I like this question. Its one that is a "show stopper" for many debates, and the level of knowledge of the debaters will determine on who's side it stops. Let's look at it.

As mentioned in my post "How It All Began- Part 2", people who hold a naturalistic worldview believe that life on earth was planted here by a superior race of aliens. These people are often challenged by pointing out that they have not eliminated the need for God; they've only moved His need back one step. "Who created the aliens?" If they hold to a naturalistic worldview, they are stuck- unless they want to posit another race of aliens created the aliens who planted life on earth. Of course, they could keep going infinitely back in time, and they would never actually explain an ultimate beginning of any life.

Many Naturalists know this, so they throw the question back to us. "Who Created God?" They believe that we are in the same predicament that they are. They anticipate our response of "God is eternal" and are prepared to laugh us down by rhetorically asking, "how can you posit attributes of something that you haven't proven even exists?"

However, the table can be turned on the Naturalist by the Theist who is armed properly. Since Naturalists don't regard the Bible as a reliable source, I won't appeal to it, and neither should the Christian in this position (if he does, the Naturalist will target the Bible as a reliable source rather than the issue- not that they would provide any good evidence, they would just laugh it away, along with the audience). I will appeal to the Bible as a source for the Christian's benefit later in the post, though.

According to the general theory of relativity space, matter, energy, and time came into existence at a single point in the finite past (The Big Bang). The key here is that time itself has a beginning.
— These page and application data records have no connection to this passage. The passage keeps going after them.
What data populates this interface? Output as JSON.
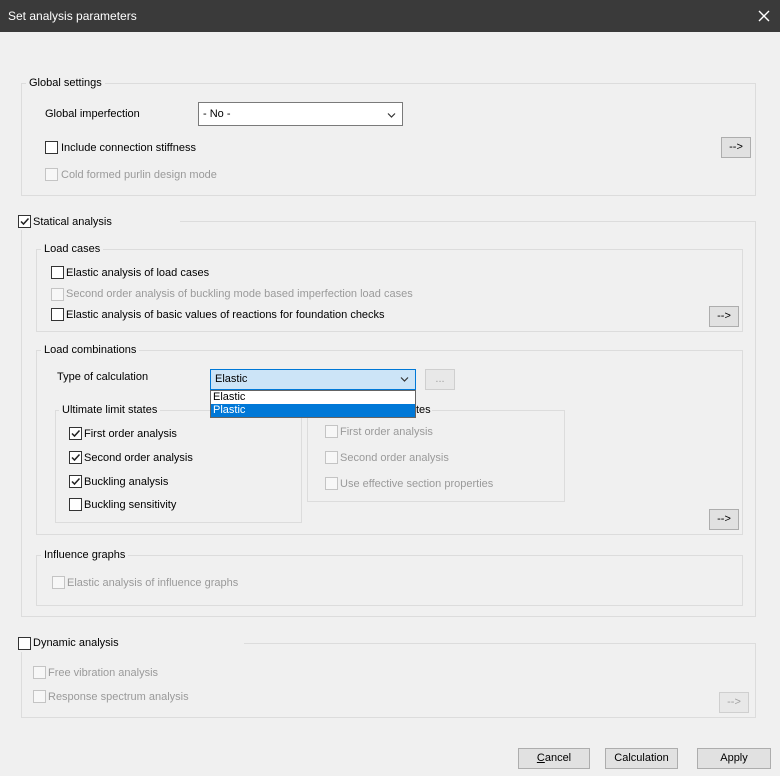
{
  "window": {
    "title": "Set analysis parameters"
  },
  "global_settings": {
    "title": "Global settings",
    "imperfection_label": "Global imperfection",
    "imperfection_value": "- No -",
    "connection_stiffness_label": "Include connection stiffness",
    "connection_stiffness_checked": false,
    "purlin_label": "Cold formed purlin design mode",
    "arrow_button": "-->"
  },
  "statical": {
    "label": "Statical analysis",
    "checked": true,
    "load_cases": {
      "title": "Load cases",
      "elastic_label": "Elastic analysis of load cases",
      "second_order_label": "Second order analysis of buckling mode based imperfection load cases",
      "reactions_label": "Elastic analysis of basic values of reactions for foundation checks",
      "arrow_button": "-->"
    },
    "load_combinations": {
      "title": "Load combinations",
      "type_label": "Type of calculation",
      "type_value": "Elastic",
      "type_options": [
        "Elastic",
        "Plastic"
      ],
      "ellipsis_button": "...",
      "uls": {
        "title": "Ultimate limit states",
        "first_order": "First order analysis",
        "second_order": "Second order analysis",
        "buckling": "Buckling analysis",
        "buckling_sensitivity": "Buckling sensitivity"
      },
      "sls": {
        "title_fragment": "tes",
        "first_order": "First order analysis",
        "second_order": "Second order analysis",
        "effective": "Use effective section properties"
      },
      "arrow_button": "-->"
    },
    "influence": {
      "title": "Influence graphs",
      "elastic_label": "Elastic analysis of influence graphs"
    }
  },
  "dynamic": {
    "label": "Dynamic analysis",
    "checked": false,
    "free_vibration": "Free vibration analysis",
    "response_spectrum": "Response spectrum analysis",
    "arrow_button": "-->"
  },
  "footer": {
    "cancel_prefix": "C",
    "cancel_rest": "ancel",
    "calculation": "Calculation",
    "apply": "Apply"
  }
}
Keep in mind that "create" is a verb that requires time (creator...some time passes...creation). If time did not exist before the Big Bang, then whatever is out "there" is "time-less". Whatever is out "there" is also "beginning-less" and "end-less". If something has no beginning, it has no need for a beginner (creator).

The cause of the universe caused time, therefore is outside of time, therefore has no beginning, therefore has no beginner. The Christian faith teaches that God is the Cause of the universe; therefore God is outside of time; therefore God has no beginning; therefore God has no beginner.

Not only does the Bible teach that God created the universe, it also teaches that God existed before time existed.

John 1:1-3, "In the beginning was the Word, and the Word was with God, and the Word was God. He was with God in the beginning. Through him all things were made; without him nothing was made that has been made." If creation includes time, then God existed before time.

John 17:24, "Father, I want those you have given me to be with me where I am, and to see my glory, the glory you have given me because you loved me before the creation of the world." God was active before time.

I Corinthians 2:7, "No, we speak of God's secret wisdom, a wisdom that has been hidden and that God destined for our glory before time began." God was active before time.

That list of verses is certainly not comprehensive, but provides a good start for the Christian looking or the non-Christian checking that the Bible actual does teach this.

Here's a quick video from Randall Niles:

For more information:



Beyond the Cosmos- Hugh Ross